For those who missed the news, Massachusetts lawmakers voted this year to require insurers to cover long-term antibiotic treatment of Lyme disease in spite of a governor’s veto and doctor objection.
The hero of this story are activists Trisha McCleary, and Michelle Tressler, co-founders of Sturbridge Lyme Awareness of Massachusetts (S.L.A.M) pictured above left to right are Treseler and McCleary, testifying in front of Massachusetts Legislature.
Michelle experienced full-blown Lyme – ironically in the midst of doing her Fulbright research on chronic disease prevention. She spent the next three years mostly bedridden, while experiencing unremitting fever, heart palpitations, peripheral neuropathy and muscle tremors. Going through her own insurance hurdles convinced her to fight on behalf of those who were too sick to fight for themselves.
Trish had also suffered with Lyme disease – so badly that Brian, her husband and S.L.A.M. another co-founder of SLAM, literally carried her into and out of hospitals, as numerous doctors sent them home. The myriad of specialists were unable to understand her symptoms and unwilling to diagnose Lyme disease in spite of left-sided facial droop (bells palsy), inability to speak and other classic Lyme symptoms. Lack of insurance coverage meant she had to stop treatment, only to have symptoms return.

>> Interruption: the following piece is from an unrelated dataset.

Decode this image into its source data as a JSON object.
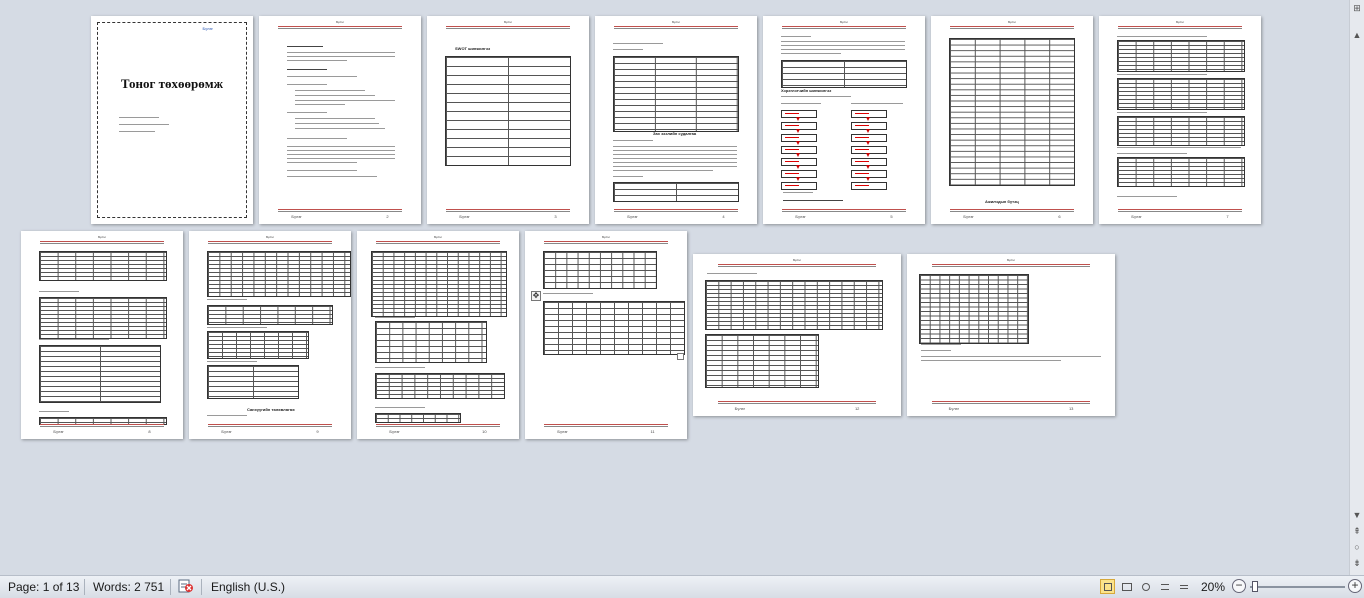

The two joined forces after Trish, who had spent six years reaching out to hundreds of Lyme victims to encourage them to contact their legislators and tell their stories at legislative hearings. Eventually the duo worked with State Senator Anne Gobi, D-Spencer, State Rep. David Linsky, D-Natick to co-sponsor the legislation.
“Hundreds of people came to various members of the Legislature and told us about their battle with long-term Lyme disease and how they wanted to have long-term antibiotic treatment but their health insurance wouldn’t cover it,” said the bill’s sponsor, State Rep. Linsky. “We feel that it is our duty to make sure that these people who want to have this treatment and have it prescribed by a licensed physician don’t have to go into financial ruin in order to get it.”
Thankfully, the Lyme activists in Massachusetts, driven by decades of financial hardship due to insurance companies who subscribe to the narrowly defined diagnosis of Lyme disease prescribed (and highly controversial) by the IDSA Guidelines, refused to give up
After the final vote was cast just before midnight, Ms. McCleary, who estimates she has spent more than $100,000 for treatment of the disease, said she “cried tears of joy” according to an article in the Telegram.
In my opinion, this legislation should be a model for other states and the fedaral government rather than the weak and ineffective federal law that was recently created which only discusses the problem.